Each entry here is to be restated word for word.
-.-.-
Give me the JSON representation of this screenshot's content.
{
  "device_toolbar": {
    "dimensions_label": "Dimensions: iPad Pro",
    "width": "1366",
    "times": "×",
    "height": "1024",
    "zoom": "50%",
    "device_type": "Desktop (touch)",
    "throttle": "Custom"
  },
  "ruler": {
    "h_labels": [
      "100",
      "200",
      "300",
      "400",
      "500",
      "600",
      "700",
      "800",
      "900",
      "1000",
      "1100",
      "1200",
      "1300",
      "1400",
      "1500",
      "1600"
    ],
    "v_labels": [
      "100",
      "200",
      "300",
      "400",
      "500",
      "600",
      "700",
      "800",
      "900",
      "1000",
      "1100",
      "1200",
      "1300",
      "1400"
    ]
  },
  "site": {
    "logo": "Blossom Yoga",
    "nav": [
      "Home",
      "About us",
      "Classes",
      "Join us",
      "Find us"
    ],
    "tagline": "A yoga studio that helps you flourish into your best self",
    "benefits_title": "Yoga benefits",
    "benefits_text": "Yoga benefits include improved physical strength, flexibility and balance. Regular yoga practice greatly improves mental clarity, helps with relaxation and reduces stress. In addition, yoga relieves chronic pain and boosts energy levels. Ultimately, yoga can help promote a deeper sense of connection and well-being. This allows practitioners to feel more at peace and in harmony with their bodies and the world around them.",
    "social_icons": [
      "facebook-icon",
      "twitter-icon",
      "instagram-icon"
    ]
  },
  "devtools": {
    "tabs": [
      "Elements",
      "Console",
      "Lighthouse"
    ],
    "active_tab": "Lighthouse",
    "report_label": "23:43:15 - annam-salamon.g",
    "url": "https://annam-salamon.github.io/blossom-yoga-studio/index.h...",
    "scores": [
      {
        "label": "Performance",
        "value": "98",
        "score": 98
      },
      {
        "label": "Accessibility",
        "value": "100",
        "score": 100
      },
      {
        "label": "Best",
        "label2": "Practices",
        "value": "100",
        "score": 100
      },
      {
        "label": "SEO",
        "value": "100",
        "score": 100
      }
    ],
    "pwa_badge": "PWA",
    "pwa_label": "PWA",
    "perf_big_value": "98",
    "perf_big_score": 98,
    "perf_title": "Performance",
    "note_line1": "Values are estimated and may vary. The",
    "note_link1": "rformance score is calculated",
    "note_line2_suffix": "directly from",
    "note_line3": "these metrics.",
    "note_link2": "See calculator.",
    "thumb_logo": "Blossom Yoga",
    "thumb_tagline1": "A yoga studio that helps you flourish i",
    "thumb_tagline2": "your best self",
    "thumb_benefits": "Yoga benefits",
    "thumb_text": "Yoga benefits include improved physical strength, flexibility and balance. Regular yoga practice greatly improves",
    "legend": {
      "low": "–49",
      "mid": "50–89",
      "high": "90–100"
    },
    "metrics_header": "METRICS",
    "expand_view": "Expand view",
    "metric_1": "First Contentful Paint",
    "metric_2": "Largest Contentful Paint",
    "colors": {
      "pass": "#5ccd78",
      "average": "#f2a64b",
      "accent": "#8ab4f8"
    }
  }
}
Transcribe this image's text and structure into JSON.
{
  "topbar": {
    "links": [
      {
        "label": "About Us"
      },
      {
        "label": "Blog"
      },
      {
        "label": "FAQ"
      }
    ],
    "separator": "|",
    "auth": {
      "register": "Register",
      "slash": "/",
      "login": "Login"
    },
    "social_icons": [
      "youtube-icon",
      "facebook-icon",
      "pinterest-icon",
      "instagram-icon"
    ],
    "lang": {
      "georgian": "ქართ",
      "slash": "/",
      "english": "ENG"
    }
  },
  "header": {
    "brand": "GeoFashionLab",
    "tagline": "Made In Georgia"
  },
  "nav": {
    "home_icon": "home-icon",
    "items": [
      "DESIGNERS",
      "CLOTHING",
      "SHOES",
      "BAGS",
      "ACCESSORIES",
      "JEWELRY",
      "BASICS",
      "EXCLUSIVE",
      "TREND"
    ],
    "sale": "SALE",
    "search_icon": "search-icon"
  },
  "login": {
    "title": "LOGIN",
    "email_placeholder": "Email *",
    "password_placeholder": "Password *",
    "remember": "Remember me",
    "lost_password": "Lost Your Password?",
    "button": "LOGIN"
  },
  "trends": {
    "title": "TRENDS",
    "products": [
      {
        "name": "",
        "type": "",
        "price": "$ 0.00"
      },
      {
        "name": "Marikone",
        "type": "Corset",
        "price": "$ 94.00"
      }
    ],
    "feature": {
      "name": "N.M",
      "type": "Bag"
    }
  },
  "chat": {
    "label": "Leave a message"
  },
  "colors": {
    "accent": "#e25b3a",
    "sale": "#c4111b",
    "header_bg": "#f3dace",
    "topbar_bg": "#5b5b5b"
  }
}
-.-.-
= TASK SOLUTION =
Give me the JSON representation of this screenshot's content.
{
  "device_toolbar": {
    "dimensions_label": "Dimensions: iPad Pro",
    "width": "1366",
    "times": "×",
    "height": "1024",
    "zoom": "50%",
    "device_type": "Desktop (touch)",
    "throttle": "Custom"
  },
  "ruler": {
    "h_labels": [
      "100",
      "200",
      "300",
      "400",
      "500",
      "600",
      "700",
      "800",
      "900",
      "1000",
      "1100",
      "1200",
      "1300",
      "1400",
      "1500",
      "1600"
    ],
    "v_labels": [
      "100",
      "200",
      "300",
      "400",
      "500",
      "600",
      "700",
      "800",
      "900",
      "1000",
      "1100",
      "1200",
      "1300",
      "1400"
    ]
  },
  "site": {
    "logo": "Blossom Yoga",
    "nav": [
      "Home",
      "About us",
      "Classes",
      "Join us",
      "Find us"
    ],
    "tagline": "A yoga studio that helps you flourish into your best self",
    "benefits_title": "Yoga benefits",
    "benefits_text": "Yoga benefits include improved physical strength, flexibility and balance. Regular yoga practice greatly improves mental clarity, helps with relaxation and reduces stress. In addition, yoga relieves chronic pain and boosts energy levels. Ultimately, yoga can help promote a deeper sense of connection and well-being. This allows practitioners to feel more at peace and in harmony with their bodies and the world around them.",
    "social_icons": [
      "facebook-icon",
      "twitter-icon",
      "instagram-icon"
    ]
  },
  "devtools": {
    "tabs": [
      "Elements",
      "Console",
      "Lighthouse"
    ],
    "active_tab": "Lighthouse",
    "report_label": "23:43:15 - annam-salamon.g",
    "url": "https://annam-salamon.github.io/blossom-yoga-studio/index.h...",
    "scores": [
      {
        "label": "Performance",
        "value": "98",
        "score": 98
      },
      {
        "label": "Accessibility",
        "value": "100",
        "score": 100
      },
      {
        "label": "Best",
        "label2": "Practices",
        "value": "100",
        "score": 100
      },
      {
        "label": "SEO",
        "value": "100",
        "score": 100
      }
    ],
    "pwa_badge": "PWA",
    "pwa_label": "PWA",
    "perf_big_value": "98",
    "perf_big_score": 98,
    "perf_title": "Performance",
    "note_line1": "Values are estimated and may vary. The",
    "note_link1": "rformance score is calculated",
    "note_line2_suffix": "directly from",
    "note_line3": "these metrics.",
    "note_link2": "See calculator.",
    "thumb_logo": "Blossom Yoga",
    "thumb_tagline1": "A yoga studio that helps you flourish i",
    "thumb_tagline2": "your best self",
    "thumb_benefits": "Yoga benefits",
    "thumb_text": "Yoga benefits include improved physical strength, flexibility and balance. Regular yoga practice greatly improves",
    "legend": {
      "low": "–49",
      "mid": "50–89",
      "high": "90–100"
    },
    "metrics_header": "METRICS",
    "expand_view": "Expand view",
    "metric_1": "First Contentful Paint",
    "metric_2": "Largest Contentful Paint",
    "colors": {
      "pass": "#5ccd78",
      "average": "#f2a64b",
      "accent": "#8ab4f8"
    }
  }
}
Transcribe this image's text and structure into JSON.
{
  "topbar": {
    "links": [
      {
        "label": "About Us"
      },
      {
        "label": "Blog"
      },
      {
        "label": "FAQ"
      }
    ],
    "separator": "|",
    "auth": {
      "register": "Register",
      "slash": "/",
      "login": "Login"
    },
    "social_icons": [
      "youtube-icon",
      "facebook-icon",
      "pinterest-icon",
      "instagram-icon"
    ],
    "lang": {
      "georgian": "ქართ",
      "slash": "/",
      "english": "ENG"
    }
  },
  "header": {
    "brand": "GeoFashionLab",
    "tagline": "Made In Georgia"
  },
  "nav": {
    "home_icon": "home-icon",
    "items": [
      "DESIGNERS",
      "CLOTHING",
      "SHOES",
      "BAGS",
      "ACCESSORIES",
      "JEWELRY",
      "BASICS",
      "EXCLUSIVE",
      "TREND"
    ],
    "sale": "SALE",
    "search_icon": "search-icon"
  },
  "login": {
    "title": "LOGIN",
    "email_placeholder": "Email *",
    "password_placeholder": "Password *",
    "remember": "Remember me",
    "lost_password": "Lost Your Password?",
    "button": "LOGIN"
  },
  "trends": {
    "title": "TRENDS",
    "products": [
      {
        "name": "",
        "type": "",
        "price": "$ 0.00"
      },
      {
        "name": "Marikone",
        "type": "Corset",
        "price": "$ 94.00"
      }
    ],
    "feature": {
      "name": "N.M",
      "type": "Bag"
    }
  },
  "chat": {
    "label": "Leave a message"
  },
  "colors": {
    "accent": "#e25b3a",
    "sale": "#c4111b",
    "header_bg": "#f3dace",
    "topbar_bg": "#5b5b5b"
  }
}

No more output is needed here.